U.S. Ambassador to the United Nations Susan Rice reiterated the U.S. policy of denuclearization in a March 7 statement, saying that the “entire world stands united” behind this goal.
Bosworth, who is dean of the Fletcher School of Law and Diplomacy at Tufts University, said in his testimony that a solution to North Korea’s nuclear program will come only by addressing “broader considerations of a peace treaty to replace the armistice,” diplomatic relations, economic aid, and energy assistance.
DeTrani said China could play an important role in defusing the building tension and in reinstituting talks with North Korea, noting that Beijing played an integral role in bringing Pyongyang into the six-party talks in 2003.
Those talks, which also include Japan, Russia, South Korea, and the United States, broke down in 2009 when Pyongyang declared it would no longer participate. In 2005 the talks resulted in an agreement under which North Korea in 2007 dismantled its heavy-water reactor, which had produced enough weapons-grade plutonium for an estimated four to eight warheads.
Bosworth said he was not optimistic about relying on China.

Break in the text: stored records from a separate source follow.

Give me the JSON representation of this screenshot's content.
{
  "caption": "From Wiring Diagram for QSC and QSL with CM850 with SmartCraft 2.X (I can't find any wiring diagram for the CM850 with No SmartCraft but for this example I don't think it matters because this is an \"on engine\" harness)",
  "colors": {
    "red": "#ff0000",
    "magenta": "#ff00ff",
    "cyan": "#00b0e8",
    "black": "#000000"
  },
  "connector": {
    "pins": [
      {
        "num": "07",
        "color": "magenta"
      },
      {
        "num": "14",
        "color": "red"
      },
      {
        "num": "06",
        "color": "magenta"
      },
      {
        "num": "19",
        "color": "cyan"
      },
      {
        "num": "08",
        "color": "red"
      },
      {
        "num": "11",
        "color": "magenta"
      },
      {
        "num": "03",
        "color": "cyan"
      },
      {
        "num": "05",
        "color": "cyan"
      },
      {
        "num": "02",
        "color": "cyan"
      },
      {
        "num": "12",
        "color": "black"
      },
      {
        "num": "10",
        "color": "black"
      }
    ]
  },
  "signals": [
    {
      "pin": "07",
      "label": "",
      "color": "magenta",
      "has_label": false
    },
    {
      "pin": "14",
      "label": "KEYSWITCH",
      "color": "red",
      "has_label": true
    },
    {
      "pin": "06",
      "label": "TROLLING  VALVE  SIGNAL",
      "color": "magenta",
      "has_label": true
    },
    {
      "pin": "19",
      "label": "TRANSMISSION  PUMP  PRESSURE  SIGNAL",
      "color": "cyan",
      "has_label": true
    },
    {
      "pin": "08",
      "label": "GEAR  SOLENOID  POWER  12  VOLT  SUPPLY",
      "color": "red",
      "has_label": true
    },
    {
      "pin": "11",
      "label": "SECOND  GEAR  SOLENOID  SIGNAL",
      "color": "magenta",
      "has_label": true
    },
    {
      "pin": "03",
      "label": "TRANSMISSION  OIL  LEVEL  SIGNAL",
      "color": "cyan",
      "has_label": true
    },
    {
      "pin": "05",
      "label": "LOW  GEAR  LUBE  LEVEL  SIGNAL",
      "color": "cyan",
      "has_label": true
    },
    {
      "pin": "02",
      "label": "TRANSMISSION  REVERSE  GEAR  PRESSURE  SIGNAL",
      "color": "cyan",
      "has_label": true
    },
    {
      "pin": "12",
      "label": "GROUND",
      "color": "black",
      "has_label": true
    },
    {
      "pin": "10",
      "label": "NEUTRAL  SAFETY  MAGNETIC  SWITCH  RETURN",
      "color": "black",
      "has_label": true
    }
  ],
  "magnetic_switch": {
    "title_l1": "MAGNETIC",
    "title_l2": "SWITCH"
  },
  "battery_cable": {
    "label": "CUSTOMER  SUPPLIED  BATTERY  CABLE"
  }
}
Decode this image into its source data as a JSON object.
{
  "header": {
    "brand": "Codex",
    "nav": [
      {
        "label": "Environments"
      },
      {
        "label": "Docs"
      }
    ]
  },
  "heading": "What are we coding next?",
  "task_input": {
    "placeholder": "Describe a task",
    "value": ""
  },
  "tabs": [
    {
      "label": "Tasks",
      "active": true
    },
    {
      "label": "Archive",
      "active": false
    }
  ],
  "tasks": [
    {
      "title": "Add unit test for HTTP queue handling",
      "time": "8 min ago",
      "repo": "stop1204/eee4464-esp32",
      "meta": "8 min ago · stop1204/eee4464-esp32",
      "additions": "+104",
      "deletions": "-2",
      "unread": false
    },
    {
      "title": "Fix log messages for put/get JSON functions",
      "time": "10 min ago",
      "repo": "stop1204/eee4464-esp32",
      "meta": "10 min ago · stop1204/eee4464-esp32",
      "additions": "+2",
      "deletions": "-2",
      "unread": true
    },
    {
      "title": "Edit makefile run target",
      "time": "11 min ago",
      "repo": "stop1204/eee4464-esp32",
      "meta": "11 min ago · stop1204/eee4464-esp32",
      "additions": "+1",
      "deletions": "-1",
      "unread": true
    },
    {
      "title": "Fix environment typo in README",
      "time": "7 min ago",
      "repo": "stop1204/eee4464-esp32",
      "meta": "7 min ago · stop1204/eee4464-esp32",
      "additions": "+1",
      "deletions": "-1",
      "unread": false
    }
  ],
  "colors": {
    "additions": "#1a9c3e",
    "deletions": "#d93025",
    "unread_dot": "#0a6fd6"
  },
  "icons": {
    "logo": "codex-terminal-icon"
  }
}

Beijing faces an “essential conundrum” because China does not want a nuclear-armed North Korea but is concerned that too much pressure may cause the regime to collapse, he said.

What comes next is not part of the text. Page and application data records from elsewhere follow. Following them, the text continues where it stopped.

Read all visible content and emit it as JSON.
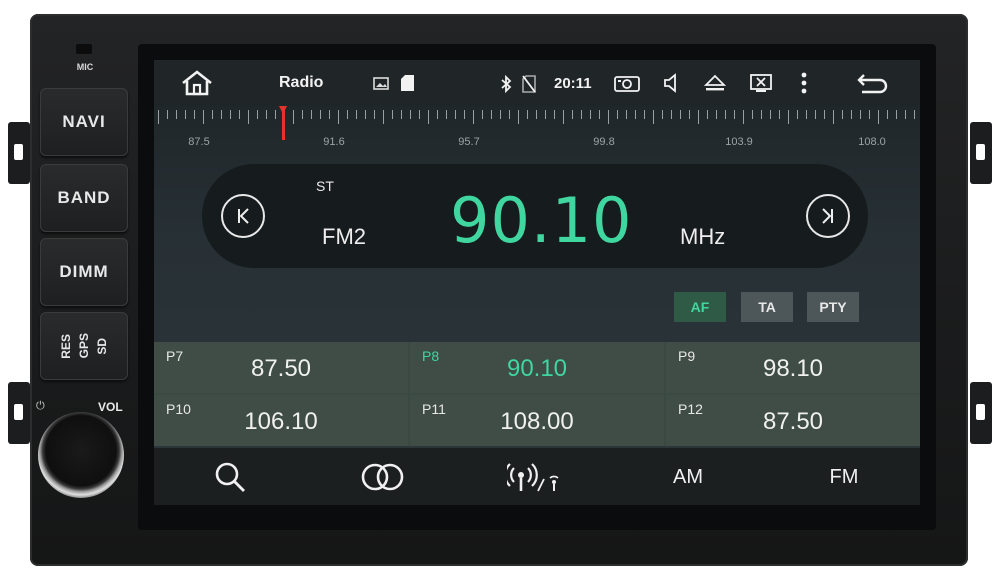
{
  "hardware": {
    "mic_label": "MIC",
    "buttons": [
      "NAVI",
      "BAND",
      "DIMM"
    ],
    "sgr_labels": [
      "RES",
      "GPS",
      "SD"
    ],
    "vol_label": "VOL"
  },
  "statusbar": {
    "title": "Radio",
    "time": "20:11",
    "icons": [
      "home-icon",
      "gallery-icon",
      "sd-card-icon",
      "bluetooth-icon",
      "no-sim-icon",
      "camera-icon",
      "volume-icon",
      "eject-icon",
      "close-window-icon",
      "more-vert-icon",
      "back-icon"
    ]
  },
  "tuner": {
    "labels": [
      "87.5",
      "91.6",
      "95.7",
      "99.8",
      "103.9",
      "108.0"
    ]
  },
  "radio": {
    "stereo": "ST",
    "band": "FM2",
    "frequency": "90.10",
    "unit": "MHz"
  },
  "options": {
    "af": "AF",
    "ta": "TA",
    "pty": "PTY"
  },
  "presets": [
    {
      "name": "P7",
      "freq": "87.50"
    },
    {
      "name": "P8",
      "freq": "90.10"
    },
    {
      "name": "P9",
      "freq": "98.10"
    },
    {
      "name": "P10",
      "freq": "106.10"
    },
    {
      "name": "P11",
      "freq": "108.00"
    },
    {
      "name": "P12",
      "freq": "87.50"
    }
  ],
  "bottombar": {
    "am": "AM",
    "fm": "FM"
  },
  "colors": {
    "accent": "#3fd6a0",
    "needle": "#e8302c",
    "preset_bg": "#3f4d46"
  }
}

Officials argue that China needs to play a stronger role in implementing existing sanctions. Davies said in his testimony that the United States takes Chinese officials “at their word” that sanctions are being enforced but that Washington will “continue to engage” with Beijing to “ensure that the Chinese do the maximum amount they can” in this area.
On March 18, Japanese Chief Cabinet Secretary Yoshihide Suga confirmed reports from last November that Japan had intercepted a ship from North Korea carrying aluminum rods that Pyongyang is banned from exporting because they are suitable for building centrifuges. (See ACT, December 2012.)
The cargo was shipped through China last August on a Singapore-flagged ship, according to the statement. Suga did not confirm the final destination of the cargo. Newspapers, however, quoted officials in November as saying it was bound for Myanmar. In a Nov. 27 letter, U.S. Sen. Richard Lugar (R-Ind.), who left office in January, asked Myanmar President Thein Sein to explain the shipment. The Myanmar government said that the materials were being shipped to a private company, rather than the state.
Former officials testifying at the March 7 hearing agreed that North Korea’s illicit networks pose a significant proliferation concern. Robert Joseph, former undersecretary of state for arms control and international security, told the committee that North Korea is a “serial proliferator” and “will sell what it has” to states and subnational groups. DeTrani called these proliferation concerns a central issue and said China is aware of them.